Emphasis on the Uni

I hinted when highlighting Carolina Crown's recent uniform changes that I liked the uniforms as much as I can like the current iteration of Crown uniforms, and that that was another post for another time. This is that time; this is that post.

To be frank, I don't like the new breed of uniforms, and I'm rather averse to some of the drastic changes taking place, particularly this season. My reason is this: Just as uniforms - one form - are designed to give a cohesive look to the corps in the field, I believe that they ought to also tie the present version of the corps to its past. The recent Carolina Crown reboot - and I realize this isn't their first - is a complete departure from the cream-clad corps they had been in the recent past. The last few years in cream bore minor changes, including a difference in accent colors, that didn't bother me at all. These at least kept the overall look, while last year's change, and this year's hue adjustment, completely threw previous styles out of the window. If I may damn with faint praise, I am at least glad that this year's uniform is cohesive with last year's. If they would have switched back to cream last year, my perception would have been that they switched to dark pants for one year - a championship year - to mask sloppiness in the legs. At least they're doubling down on their decision.

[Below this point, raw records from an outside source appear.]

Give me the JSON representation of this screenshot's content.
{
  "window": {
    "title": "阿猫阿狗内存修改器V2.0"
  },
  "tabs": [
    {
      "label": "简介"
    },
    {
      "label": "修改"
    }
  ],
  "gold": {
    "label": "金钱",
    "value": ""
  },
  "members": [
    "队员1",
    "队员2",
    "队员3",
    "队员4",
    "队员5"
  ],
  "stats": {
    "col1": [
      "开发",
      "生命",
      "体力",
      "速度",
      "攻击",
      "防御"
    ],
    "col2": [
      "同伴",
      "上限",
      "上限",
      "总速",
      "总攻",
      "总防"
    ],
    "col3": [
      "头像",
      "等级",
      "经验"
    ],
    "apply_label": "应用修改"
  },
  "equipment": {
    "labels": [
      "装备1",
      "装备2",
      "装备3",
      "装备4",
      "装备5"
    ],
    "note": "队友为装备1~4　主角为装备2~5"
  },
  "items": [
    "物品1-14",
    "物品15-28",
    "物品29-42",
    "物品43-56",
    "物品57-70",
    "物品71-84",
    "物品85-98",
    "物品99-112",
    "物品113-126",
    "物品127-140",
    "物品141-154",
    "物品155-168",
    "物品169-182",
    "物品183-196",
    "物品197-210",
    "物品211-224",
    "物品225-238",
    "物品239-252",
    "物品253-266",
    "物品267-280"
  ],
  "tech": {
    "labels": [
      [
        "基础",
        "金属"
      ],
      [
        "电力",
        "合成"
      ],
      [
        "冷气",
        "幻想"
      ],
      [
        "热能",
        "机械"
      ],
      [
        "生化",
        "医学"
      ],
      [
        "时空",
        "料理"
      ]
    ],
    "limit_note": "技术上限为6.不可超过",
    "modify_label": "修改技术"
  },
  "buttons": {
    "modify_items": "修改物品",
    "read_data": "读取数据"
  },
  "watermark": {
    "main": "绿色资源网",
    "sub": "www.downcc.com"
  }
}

While Crown hits closest to home, they are not the only offender. Santa Clara Vanguard, my other favorite corps, has largely departed from their traditional look, donning white tops for this year's Scheherezade program. Madison Scouts too went with all white for the summer. Still in both of those cases, the uniform style is a relative constant. and the color change is to a neutral one that is already or has previously been part of the corps' palate. This year - or more accurately, last year - only Crown provided that level of whiplash in uniform design.

Perhaps my issue comes from following marching/athletic music like a sports fan. While certainly there have been major changes in uniform and even color scheme for pro and college teams, they happen far less frequently. Continuity makes for ease of support - even if I'm not in team/corps merchandise, I can throw on green in support of the Cavaliers or light blue to represent Spirit of Atlanta. While uniform changes don't change this manner of support, color changes certainly do. I could cynically point out that the switch from #purplepantsband to the #spacepantsband in blue leads to more merchandise sales, but I don't know that that's a driving force. I think the design team just thinks it makes sense creatively, and while it may, I think it dilutes a potential branding opportunity.

But what do I know? Maybe I'm quickly becoming a corps curmudgeon (because you know, I'm "pro acoustic instrumentation" too). Now get off my lawn.